THE PROBLEM :: In the material below, find each line holding the string "Windows" and copy it.

DATA TO USE ::
'''
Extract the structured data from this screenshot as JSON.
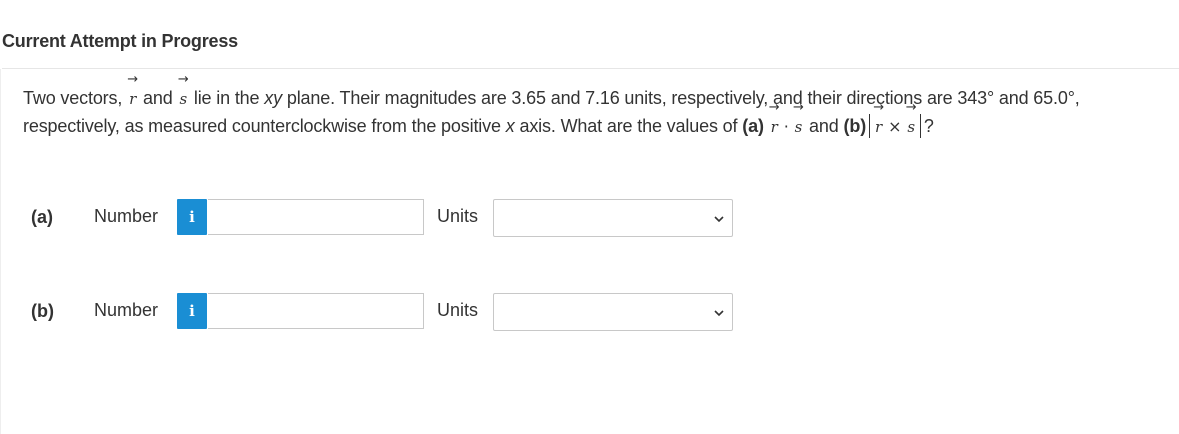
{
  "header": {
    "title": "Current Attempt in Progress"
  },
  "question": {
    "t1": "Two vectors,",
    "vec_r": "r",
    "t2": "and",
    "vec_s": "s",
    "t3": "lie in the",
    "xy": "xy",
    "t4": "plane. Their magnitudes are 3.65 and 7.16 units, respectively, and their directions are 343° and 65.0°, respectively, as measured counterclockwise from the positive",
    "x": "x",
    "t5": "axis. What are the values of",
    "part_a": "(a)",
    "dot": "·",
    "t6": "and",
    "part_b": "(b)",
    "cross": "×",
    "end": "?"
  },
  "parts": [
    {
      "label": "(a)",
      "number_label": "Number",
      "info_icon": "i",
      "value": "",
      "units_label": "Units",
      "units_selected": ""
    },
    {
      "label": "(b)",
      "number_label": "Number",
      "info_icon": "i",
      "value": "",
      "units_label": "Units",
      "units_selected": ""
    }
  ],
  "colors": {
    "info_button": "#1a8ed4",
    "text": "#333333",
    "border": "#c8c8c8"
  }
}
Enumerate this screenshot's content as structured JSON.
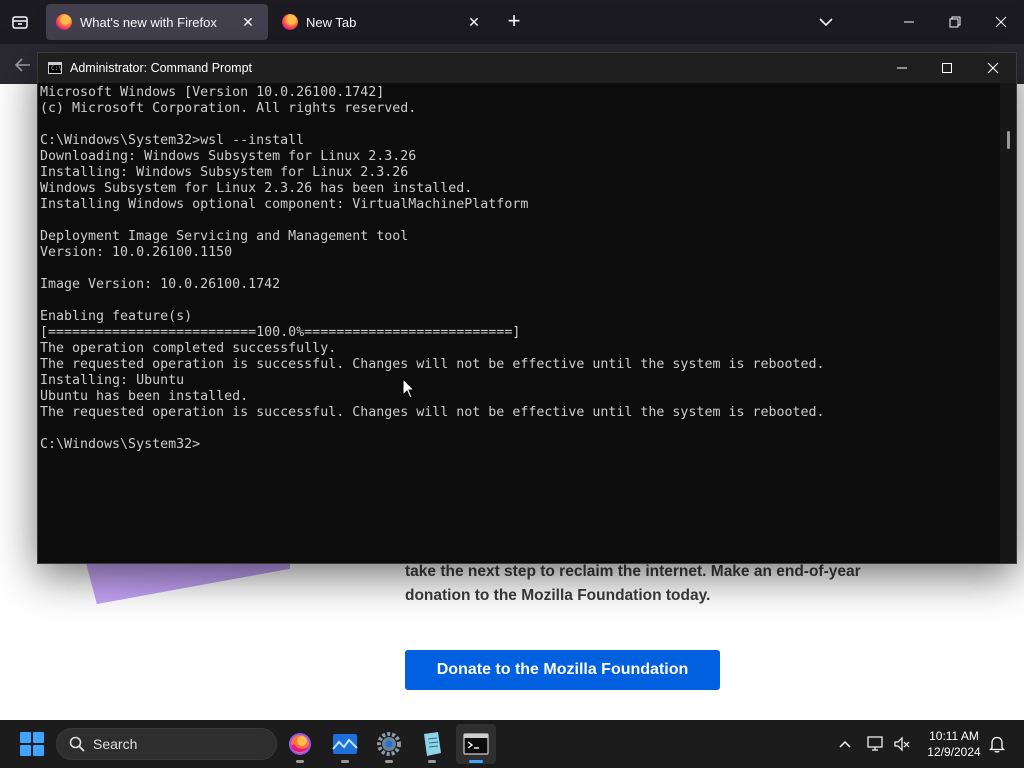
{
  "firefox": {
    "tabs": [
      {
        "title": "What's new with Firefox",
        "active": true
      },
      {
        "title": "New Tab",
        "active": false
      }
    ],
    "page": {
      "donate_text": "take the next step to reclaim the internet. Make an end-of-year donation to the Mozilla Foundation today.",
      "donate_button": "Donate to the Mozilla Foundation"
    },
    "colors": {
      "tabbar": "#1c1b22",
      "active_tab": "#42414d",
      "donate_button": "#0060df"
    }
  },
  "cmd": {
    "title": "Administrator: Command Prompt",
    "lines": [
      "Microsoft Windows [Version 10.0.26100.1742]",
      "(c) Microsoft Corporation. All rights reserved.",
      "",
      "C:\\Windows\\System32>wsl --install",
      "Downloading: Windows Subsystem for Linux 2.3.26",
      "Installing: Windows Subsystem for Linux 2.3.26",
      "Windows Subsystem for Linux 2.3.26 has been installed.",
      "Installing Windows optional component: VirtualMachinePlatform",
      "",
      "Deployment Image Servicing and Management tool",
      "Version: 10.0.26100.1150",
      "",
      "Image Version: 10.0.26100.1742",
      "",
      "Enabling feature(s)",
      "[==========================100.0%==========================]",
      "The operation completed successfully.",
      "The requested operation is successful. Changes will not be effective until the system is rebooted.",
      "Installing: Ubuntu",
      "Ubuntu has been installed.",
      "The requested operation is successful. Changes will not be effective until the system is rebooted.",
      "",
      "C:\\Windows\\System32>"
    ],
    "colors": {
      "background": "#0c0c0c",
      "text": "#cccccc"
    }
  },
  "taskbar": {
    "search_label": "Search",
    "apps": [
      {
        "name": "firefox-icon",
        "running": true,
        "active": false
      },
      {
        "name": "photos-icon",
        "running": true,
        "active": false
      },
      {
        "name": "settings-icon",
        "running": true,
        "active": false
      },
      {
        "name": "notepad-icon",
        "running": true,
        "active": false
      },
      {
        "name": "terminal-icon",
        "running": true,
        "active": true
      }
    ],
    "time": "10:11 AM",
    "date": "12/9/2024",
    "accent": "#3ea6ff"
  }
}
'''
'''
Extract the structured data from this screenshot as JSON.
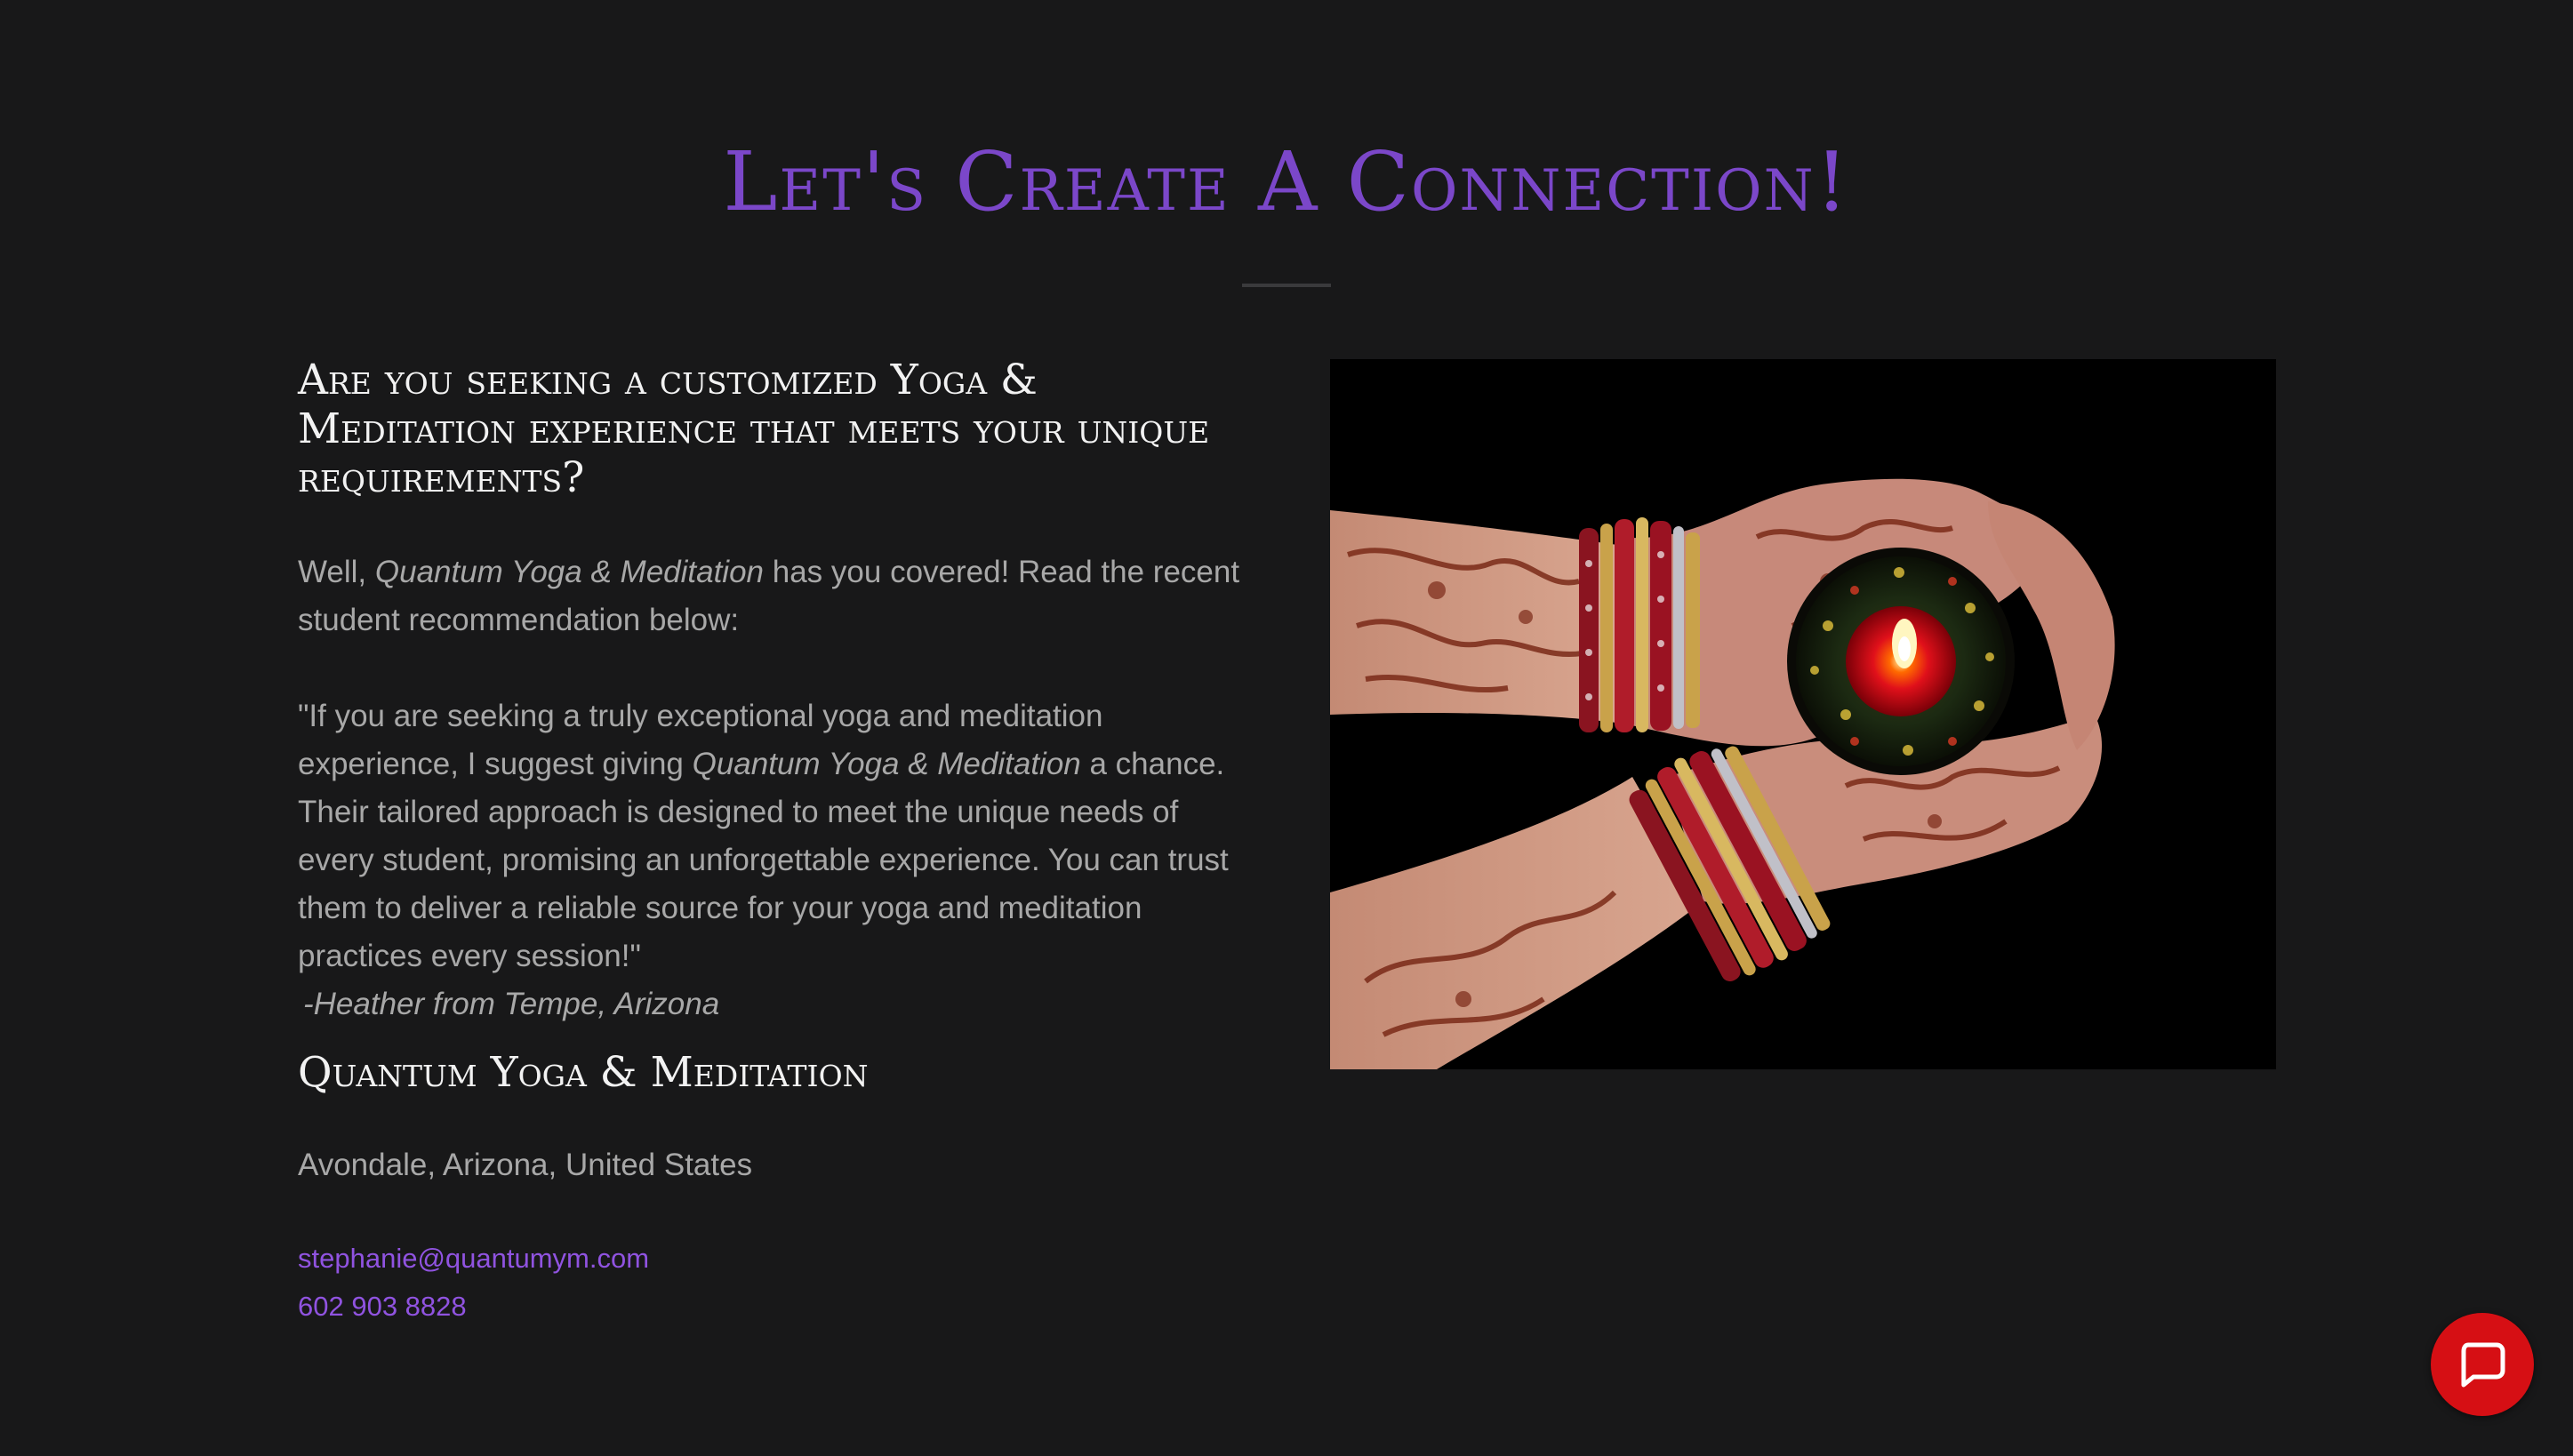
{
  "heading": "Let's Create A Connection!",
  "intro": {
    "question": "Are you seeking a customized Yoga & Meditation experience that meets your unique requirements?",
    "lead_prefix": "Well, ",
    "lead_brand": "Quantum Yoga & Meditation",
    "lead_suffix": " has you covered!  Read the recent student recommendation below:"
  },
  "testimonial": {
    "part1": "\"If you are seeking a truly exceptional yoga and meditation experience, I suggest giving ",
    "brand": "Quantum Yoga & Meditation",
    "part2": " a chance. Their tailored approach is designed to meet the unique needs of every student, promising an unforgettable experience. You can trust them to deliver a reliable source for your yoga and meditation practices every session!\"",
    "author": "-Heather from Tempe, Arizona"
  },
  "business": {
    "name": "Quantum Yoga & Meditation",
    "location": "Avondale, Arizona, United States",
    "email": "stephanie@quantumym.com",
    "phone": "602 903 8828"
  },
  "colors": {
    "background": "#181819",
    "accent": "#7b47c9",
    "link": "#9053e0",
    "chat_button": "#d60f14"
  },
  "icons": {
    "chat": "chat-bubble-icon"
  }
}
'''
REPLY ::
      "Microsoft Windows [Version 10.0.26100.1742]",
      "C:\\Windows\\System32>wsl --install",
      "Downloading: Windows Subsystem for Linux 2.3.26",
      "Installing: Windows Subsystem for Linux 2.3.26",
      "Windows Subsystem for Linux 2.3.26 has been installed.",
      "Installing Windows optional component: VirtualMachinePlatform",
      "C:\\Windows\\System32>"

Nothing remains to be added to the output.